Problem description:
The records follow. Copy each one exactly.

Stored data

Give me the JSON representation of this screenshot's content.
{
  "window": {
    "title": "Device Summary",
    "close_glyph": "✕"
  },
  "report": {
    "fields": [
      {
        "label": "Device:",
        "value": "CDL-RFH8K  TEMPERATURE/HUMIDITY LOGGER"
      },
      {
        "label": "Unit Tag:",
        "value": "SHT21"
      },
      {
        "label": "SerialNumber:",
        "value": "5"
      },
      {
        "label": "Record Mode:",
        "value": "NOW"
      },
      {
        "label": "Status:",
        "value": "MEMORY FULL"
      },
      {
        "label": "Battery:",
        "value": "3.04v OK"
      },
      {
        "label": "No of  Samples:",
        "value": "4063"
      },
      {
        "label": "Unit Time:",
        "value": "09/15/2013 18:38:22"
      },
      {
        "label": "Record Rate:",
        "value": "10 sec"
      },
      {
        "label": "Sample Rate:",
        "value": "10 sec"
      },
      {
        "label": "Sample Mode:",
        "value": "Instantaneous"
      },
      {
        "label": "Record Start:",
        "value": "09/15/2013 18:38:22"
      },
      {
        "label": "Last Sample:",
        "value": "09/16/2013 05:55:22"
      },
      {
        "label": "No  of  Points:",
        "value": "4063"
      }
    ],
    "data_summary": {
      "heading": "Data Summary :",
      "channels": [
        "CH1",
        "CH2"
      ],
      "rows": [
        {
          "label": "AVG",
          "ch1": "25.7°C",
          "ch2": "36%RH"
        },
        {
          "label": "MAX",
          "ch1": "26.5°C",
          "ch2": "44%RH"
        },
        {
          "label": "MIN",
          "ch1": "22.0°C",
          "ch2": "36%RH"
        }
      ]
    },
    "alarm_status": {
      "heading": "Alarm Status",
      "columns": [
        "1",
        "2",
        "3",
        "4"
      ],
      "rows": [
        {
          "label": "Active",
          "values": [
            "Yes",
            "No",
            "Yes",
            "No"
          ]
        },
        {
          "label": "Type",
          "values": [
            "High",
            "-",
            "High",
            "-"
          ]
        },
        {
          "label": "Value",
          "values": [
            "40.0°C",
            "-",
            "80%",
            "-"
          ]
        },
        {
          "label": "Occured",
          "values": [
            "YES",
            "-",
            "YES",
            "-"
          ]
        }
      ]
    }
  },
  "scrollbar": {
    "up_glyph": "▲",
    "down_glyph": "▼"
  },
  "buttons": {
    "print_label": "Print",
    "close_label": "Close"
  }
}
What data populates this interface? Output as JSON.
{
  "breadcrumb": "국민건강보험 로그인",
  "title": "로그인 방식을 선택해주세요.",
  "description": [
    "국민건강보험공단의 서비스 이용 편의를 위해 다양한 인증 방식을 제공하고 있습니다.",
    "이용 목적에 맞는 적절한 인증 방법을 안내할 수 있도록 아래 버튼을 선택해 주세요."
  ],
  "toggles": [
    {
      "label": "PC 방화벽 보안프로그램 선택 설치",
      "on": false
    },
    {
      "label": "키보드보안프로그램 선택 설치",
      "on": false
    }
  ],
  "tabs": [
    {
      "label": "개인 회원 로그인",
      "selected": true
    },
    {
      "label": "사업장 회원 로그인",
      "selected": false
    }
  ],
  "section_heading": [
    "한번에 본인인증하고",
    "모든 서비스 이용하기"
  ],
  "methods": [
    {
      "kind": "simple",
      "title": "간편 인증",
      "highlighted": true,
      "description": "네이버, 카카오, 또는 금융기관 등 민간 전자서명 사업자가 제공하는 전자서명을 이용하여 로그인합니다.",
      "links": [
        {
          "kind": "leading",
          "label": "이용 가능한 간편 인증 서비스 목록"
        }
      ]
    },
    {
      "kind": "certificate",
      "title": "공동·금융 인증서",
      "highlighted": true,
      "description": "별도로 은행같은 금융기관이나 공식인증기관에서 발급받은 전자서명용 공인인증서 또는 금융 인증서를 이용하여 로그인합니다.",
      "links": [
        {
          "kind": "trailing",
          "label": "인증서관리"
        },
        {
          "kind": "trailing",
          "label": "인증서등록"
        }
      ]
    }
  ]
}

Response:
Give me the JSON representation of this screenshot's content.
{
  "window": {
    "title": "Device Summary",
    "close_glyph": "✕"
  },
  "report": {
    "fields": [
      {
        "label": "Device:",
        "value": "CDL-RFH8K  TEMPERATURE/HUMIDITY LOGGER"
      },
      {
        "label": "Unit Tag:",
        "value": "SHT21"
      },
      {
        "label": "SerialNumber:",
        "value": "5"
      },
      {
        "label": "Record Mode:",
        "value": "NOW"
      },
      {
        "label": "Status:",
        "value": "MEMORY FULL"
      },
      {
        "label": "Battery:",
        "value": "3.04v OK"
      },
      {
        "label": "No of  Samples:",
        "value": "4063"
      },
      {
        "label": "Unit Time:",
        "value": "09/15/2013 18:38:22"
      },
      {
        "label": "Record Rate:",
        "value": "10 sec"
      },
      {
        "label": "Sample Rate:",
        "value": "10 sec"
      },
      {
        "label": "Sample Mode:",
        "value": "Instantaneous"
      },
      {
        "label": "Record Start:",
        "value": "09/15/2013 18:38:22"
      },
      {
        "label": "Last Sample:",
        "value": "09/16/2013 05:55:22"
      },
      {
        "label": "No  of  Points:",
        "value": "4063"
      }
    ],
    "data_summary": {
      "heading": "Data Summary :",
      "channels": [
        "CH1",
        "CH2"
      ],
      "rows": [
        {
          "label": "AVG",
          "ch1": "25.7°C",
          "ch2": "36%RH"
        },
        {
          "label": "MAX",
          "ch1": "26.5°C",
          "ch2": "44%RH"
        },
        {
          "label": "MIN",
          "ch1": "22.0°C",
          "ch2": "36%RH"
        }
      ]
    },
    "alarm_status": {
      "heading": "Alarm Status",
      "columns": [
        "1",
        "2",
        "3",
        "4"
      ],
      "rows": [
        {
          "label": "Active",
          "values": [
            "Yes",
            "No",
            "Yes",
            "No"
          ]
        },
        {
          "label": "Type",
          "values": [
            "High",
            "-",
            "High",
            "-"
          ]
        },
        {
          "label": "Value",
          "values": [
            "40.0°C",
            "-",
            "80%",
            "-"
          ]
        },
        {
          "label": "Occured",
          "values": [
            "YES",
            "-",
            "YES",
            "-"
          ]
        }
      ]
    }
  },
  "scrollbar": {
    "up_glyph": "▲",
    "down_glyph": "▼"
  },
  "buttons": {
    "print_label": "Print",
    "close_label": "Close"
  }
}
What data populates this interface? Output as JSON.
{
  "breadcrumb": "국민건강보험 로그인",
  "title": "로그인 방식을 선택해주세요.",
  "description": [
    "국민건강보험공단의 서비스 이용 편의를 위해 다양한 인증 방식을 제공하고 있습니다.",
    "이용 목적에 맞는 적절한 인증 방법을 안내할 수 있도록 아래 버튼을 선택해 주세요."
  ],
  "toggles": [
    {
      "label": "PC 방화벽 보안프로그램 선택 설치",
      "on": false
    },
    {
      "label": "키보드보안프로그램 선택 설치",
      "on": false
    }
  ],
  "tabs": [
    {
      "label": "개인 회원 로그인",
      "selected": true
    },
    {
      "label": "사업장 회원 로그인",
      "selected": false
    }
  ],
  "section_heading": [
    "한번에 본인인증하고",
    "모든 서비스 이용하기"
  ],
  "methods": [
    {
      "kind": "simple",
      "title": "간편 인증",
      "highlighted": true,
      "description": "네이버, 카카오, 또는 금융기관 등 민간 전자서명 사업자가 제공하는 전자서명을 이용하여 로그인합니다.",
      "links": [
        {
          "kind": "leading",
          "label": "이용 가능한 간편 인증 서비스 목록"
        }
      ]
    },
    {
      "kind": "certificate",
      "title": "공동·금융 인증서",
      "highlighted": true,
      "description": "별도로 은행같은 금융기관이나 공식인증기관에서 발급받은 전자서명용 공인인증서 또는 금융 인증서를 이용하여 로그인합니다.",
      "links": [
        {
          "kind": "trailing",
          "label": "인증서관리"
        },
        {
          "kind": "trailing",
          "label": "인증서등록"
        }
      ]
    }
  ]
}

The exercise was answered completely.